starring Julian Black-Antelope, Samuel Marty, Sera-Lys McArthur, Madison Walsh
written by Rueben Martell & Gerald Wexler
directed by Rueben Martell
by Walter Chaw Colonialism is the monster in Saskatchewan (and Cree) filmmaker Rueben Martell's Don't Say Its Name, the "that which must not be mentioned" in a story set among Indigenous Peoples, battling the loss of its people to an inexorable malignancy. The Great Evil manifests as two things: white energy employee Donny (Tom Carey), representing European skullduggery through the fetishizing of Aboriginal women and the committing of all manner of atrocity upon the land and its people in the name of manifest right; and an invisible golem that announces itself with the cry of a crow and a vile stench before disembowelling the isolated residents of a remote Canadian backwood. The victims both bad guys claim are the people in this place--the one because he's a representative murderous asshole, the other because its sense of outrage over Indigenous Peoples who have if not fully participated in the annexation of their land, are at least sympathetic to a policy of appeasement rather than resistance. Powerful, timely stuff in this age of the Keystone Pipeline and the discovery of scores of dead Indigenous children buried in Catholic schoolyards, made even more powerful by its centring of police officer Betty (Madison Walsh) and her new deputy, a former game warden and army vet named Stacey (Sera-Lys McArthur). Don't Say Its Name isn't fucking around.

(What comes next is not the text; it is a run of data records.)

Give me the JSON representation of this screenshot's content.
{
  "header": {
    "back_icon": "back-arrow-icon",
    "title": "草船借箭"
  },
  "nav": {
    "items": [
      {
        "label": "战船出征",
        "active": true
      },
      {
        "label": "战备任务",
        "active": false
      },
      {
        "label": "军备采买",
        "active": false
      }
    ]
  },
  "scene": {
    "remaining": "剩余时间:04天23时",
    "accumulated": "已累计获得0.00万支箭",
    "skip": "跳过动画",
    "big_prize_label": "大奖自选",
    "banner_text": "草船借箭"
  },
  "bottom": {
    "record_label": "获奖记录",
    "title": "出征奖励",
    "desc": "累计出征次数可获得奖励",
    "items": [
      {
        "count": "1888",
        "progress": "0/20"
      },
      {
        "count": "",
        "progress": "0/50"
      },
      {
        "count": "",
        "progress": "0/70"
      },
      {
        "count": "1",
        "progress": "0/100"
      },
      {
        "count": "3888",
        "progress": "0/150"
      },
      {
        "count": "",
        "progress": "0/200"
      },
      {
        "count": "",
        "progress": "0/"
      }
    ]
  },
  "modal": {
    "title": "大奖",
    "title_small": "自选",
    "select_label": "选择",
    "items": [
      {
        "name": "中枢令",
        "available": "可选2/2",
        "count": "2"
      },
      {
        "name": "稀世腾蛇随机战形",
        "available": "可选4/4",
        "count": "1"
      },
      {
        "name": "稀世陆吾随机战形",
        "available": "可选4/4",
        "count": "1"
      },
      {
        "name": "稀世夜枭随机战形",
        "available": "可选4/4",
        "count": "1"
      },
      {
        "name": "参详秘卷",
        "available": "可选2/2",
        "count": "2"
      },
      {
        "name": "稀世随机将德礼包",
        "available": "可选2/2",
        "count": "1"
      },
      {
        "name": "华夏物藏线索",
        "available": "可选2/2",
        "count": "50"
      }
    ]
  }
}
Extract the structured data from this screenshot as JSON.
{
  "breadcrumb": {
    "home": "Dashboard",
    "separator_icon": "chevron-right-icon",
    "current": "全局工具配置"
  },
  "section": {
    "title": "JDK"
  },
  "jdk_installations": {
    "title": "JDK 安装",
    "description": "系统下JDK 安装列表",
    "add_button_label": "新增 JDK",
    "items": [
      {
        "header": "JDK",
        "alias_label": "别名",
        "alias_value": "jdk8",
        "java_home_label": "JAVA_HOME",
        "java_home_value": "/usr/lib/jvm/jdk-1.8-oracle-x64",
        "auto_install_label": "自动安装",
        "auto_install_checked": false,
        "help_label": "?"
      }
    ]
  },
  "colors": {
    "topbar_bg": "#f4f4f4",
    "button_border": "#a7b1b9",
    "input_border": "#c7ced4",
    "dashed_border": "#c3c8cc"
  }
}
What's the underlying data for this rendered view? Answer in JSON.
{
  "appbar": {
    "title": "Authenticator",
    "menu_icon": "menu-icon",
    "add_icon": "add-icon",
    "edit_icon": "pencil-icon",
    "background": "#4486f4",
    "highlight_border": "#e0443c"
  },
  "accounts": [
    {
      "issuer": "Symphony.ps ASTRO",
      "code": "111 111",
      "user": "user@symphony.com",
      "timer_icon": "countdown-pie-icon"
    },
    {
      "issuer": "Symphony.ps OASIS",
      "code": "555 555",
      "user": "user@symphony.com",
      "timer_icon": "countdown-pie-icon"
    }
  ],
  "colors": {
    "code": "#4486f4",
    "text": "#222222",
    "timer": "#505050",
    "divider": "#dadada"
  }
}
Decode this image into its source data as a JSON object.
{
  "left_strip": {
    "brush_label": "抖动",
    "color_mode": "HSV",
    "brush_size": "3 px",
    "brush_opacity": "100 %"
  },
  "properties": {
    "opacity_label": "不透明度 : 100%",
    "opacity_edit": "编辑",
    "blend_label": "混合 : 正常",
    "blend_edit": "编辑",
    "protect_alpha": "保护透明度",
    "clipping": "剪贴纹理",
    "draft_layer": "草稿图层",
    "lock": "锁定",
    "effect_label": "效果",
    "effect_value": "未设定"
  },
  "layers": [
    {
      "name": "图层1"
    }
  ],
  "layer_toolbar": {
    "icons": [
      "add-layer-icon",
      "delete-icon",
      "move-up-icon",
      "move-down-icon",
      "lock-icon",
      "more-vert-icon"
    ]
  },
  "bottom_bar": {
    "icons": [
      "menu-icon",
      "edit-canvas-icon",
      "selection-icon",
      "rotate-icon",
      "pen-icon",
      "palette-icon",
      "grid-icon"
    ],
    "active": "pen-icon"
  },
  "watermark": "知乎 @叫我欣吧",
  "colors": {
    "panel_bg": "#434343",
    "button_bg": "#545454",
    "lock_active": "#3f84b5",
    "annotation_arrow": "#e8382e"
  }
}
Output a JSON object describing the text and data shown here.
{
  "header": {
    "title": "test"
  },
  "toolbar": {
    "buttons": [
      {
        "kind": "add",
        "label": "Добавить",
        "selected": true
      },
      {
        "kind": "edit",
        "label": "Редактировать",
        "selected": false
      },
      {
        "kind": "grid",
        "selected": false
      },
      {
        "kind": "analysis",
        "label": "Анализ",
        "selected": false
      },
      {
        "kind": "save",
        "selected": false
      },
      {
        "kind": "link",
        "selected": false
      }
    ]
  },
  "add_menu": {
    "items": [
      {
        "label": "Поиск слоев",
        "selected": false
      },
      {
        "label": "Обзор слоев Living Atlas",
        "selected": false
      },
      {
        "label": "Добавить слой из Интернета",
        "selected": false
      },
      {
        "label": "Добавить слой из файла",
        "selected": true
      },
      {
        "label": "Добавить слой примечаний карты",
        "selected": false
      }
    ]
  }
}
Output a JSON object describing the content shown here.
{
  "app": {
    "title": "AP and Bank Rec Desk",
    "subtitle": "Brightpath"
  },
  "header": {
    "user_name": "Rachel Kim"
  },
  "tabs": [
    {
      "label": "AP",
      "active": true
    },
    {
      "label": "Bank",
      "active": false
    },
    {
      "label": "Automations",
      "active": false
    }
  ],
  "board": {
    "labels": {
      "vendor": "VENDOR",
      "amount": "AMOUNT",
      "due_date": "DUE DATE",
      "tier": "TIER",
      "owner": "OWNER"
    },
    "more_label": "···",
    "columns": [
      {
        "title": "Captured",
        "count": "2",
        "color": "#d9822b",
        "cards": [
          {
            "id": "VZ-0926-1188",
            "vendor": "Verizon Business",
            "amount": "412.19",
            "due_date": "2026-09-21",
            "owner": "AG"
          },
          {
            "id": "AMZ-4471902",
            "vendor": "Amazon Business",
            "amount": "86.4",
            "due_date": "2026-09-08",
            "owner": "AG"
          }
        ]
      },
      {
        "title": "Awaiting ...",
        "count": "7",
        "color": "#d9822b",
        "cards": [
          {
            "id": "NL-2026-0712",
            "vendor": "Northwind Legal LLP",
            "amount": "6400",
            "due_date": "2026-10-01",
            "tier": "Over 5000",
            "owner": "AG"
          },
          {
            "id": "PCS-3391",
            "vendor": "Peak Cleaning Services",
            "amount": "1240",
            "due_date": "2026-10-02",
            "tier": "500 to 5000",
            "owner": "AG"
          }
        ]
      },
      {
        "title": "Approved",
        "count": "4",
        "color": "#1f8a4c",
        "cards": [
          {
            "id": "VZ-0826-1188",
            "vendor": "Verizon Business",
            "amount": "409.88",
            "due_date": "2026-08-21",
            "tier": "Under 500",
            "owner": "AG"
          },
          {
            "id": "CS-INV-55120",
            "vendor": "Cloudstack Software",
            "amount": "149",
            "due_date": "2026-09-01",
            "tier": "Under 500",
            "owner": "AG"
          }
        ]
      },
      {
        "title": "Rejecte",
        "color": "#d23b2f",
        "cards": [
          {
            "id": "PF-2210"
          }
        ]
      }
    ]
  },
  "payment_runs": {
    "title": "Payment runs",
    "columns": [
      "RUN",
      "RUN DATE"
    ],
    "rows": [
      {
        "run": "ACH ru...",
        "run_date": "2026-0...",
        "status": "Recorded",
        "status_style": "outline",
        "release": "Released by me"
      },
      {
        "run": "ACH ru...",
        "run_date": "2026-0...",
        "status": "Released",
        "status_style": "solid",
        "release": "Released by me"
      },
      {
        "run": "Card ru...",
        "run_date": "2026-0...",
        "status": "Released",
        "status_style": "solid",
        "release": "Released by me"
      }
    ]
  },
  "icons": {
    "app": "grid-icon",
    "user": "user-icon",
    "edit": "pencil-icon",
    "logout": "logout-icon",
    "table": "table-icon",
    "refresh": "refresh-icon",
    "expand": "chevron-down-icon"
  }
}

Betty and Stacey are on the trail of the hit-and-run driver who killed and dragged poor Kharis (Sheena Kaine) as she walked home alone in the frigid night to her mother Mary Lynne (Carla Fox). Betty is raising a headstrong teen, Ben (Samuel Marty), on her own and Stacey has shown her mettle by breaking some idiot's nose with the butt of her pistol after his advances went a little too far. There's an early scene where Betty sees something amiss off a trail and tosses a rock to disarm a spring-loaded animal trap that establishes the pristine landscapes of Don't Say Its Name as beset by hazards more man-made now than natural. For our female heroes, their peril is exacerbated by the constant threat of sexual assault and the hard reality that women from imperilled communities are the most at risk for assault and the least likely beneficiaries of justice and protection. That makes the monster of this picture poignant in that it has a female originator and is itself a wronged woman. The title suggests secrets too terrible to tell and things made powerful by the naming of them; I think what's really dangerous about naming certain things is the awakening of our collective guilt. We own the sins of our fathers. We should never forget that the ground we sit on is drenched in blood.
Betty, Stacey, and the community they protect can't forget, because violent exploitation is still happening to them. The treatment of environmental protestors and the feckless disregard for an epidemic of missing women in Indigenous communities are obvious and painful real-world analogues to the rage roiling around in Martell's picture. I love how he doesn't reserve his outrage for the interlopers, and how whatever hope he has for the future lies in the actions of the next generation, the ones who don't listen to their mothers and instead go out at night to make some noise. But Don't Say Its Name isn't just an activism film--it's a pretty effective supernatural procedural, featuring a three-dimensional pair of law-women finding a way through a hostile universe. The twin bogeys each have compelling motivations (one to possess, the other to punish), and both make sense as cultural metaphors that speak truth to power while managing for the most part to stay on this side of didactic. Best, I love how the Aboriginal characters aren't portrayed as "children of the Earth"--neither idealized nor diminished, just people with lives doing their best when forces more powerful than they are encroach upon their independence. If it succumbs now and then to the pat resolution, the bulk of it that works works with a righteousness that's pure and invigorating.